(Dataset rows for apps and sites)
--------------------
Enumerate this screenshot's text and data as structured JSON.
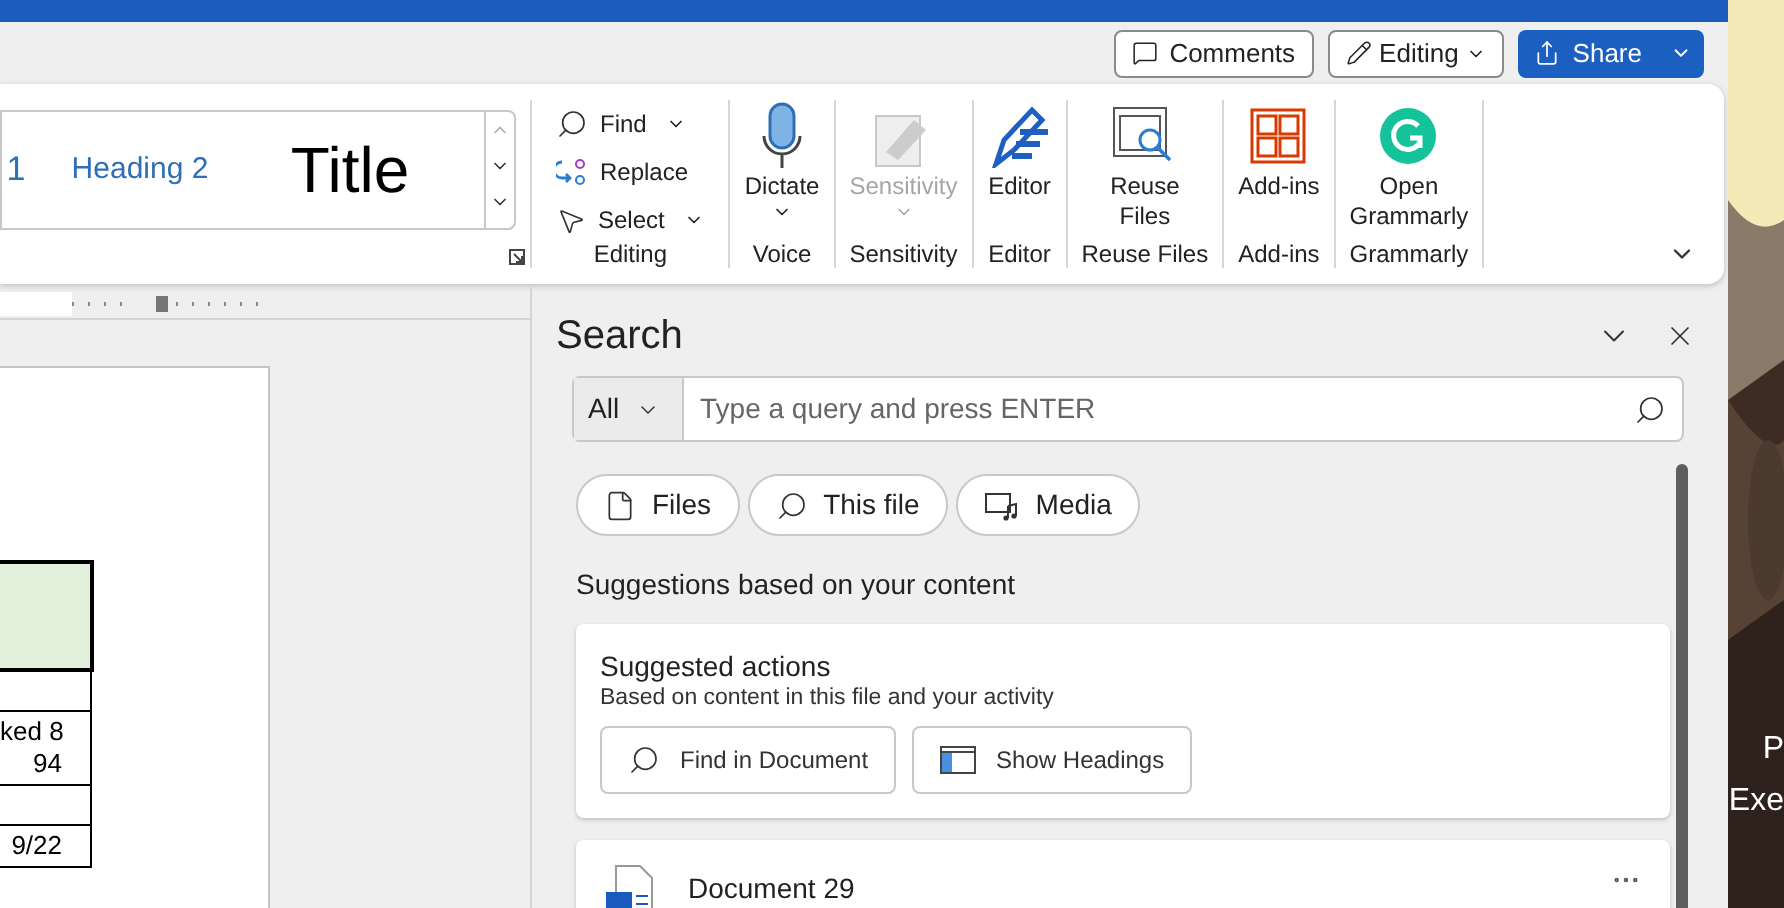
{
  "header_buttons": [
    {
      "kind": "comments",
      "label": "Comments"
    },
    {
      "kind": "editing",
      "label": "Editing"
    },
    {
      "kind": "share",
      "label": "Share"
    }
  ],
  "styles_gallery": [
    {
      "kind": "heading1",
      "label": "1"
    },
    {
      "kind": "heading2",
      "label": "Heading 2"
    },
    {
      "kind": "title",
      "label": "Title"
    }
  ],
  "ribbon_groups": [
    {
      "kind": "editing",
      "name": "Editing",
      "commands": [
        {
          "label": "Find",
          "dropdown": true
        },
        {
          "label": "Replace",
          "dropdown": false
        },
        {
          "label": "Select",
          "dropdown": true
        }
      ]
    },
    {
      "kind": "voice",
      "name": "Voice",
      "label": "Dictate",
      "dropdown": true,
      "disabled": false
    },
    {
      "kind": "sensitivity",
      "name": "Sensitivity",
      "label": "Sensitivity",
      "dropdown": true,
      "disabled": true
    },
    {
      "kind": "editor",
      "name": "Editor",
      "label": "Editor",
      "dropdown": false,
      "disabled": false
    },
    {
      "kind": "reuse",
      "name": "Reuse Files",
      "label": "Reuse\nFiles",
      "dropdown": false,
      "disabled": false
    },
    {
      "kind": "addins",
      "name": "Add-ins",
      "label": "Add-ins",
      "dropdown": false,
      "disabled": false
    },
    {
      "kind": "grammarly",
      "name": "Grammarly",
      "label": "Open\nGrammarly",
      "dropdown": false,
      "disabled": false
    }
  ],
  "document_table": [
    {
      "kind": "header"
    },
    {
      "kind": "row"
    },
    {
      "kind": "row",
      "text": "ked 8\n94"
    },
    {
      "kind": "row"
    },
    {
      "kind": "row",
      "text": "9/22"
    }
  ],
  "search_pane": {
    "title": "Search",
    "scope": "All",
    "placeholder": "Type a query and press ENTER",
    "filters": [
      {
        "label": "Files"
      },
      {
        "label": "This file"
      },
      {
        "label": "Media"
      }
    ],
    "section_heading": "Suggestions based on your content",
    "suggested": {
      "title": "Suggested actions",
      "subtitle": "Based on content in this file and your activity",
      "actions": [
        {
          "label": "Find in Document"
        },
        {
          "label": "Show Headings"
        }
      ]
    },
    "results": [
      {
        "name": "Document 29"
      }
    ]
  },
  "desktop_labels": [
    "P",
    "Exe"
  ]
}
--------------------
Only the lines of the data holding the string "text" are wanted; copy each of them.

RESULT OF THE TASK:
Enumerate this screenshot's text and data as structured JSON.
      "text": "ked 8\n94"
      "text": "9/22"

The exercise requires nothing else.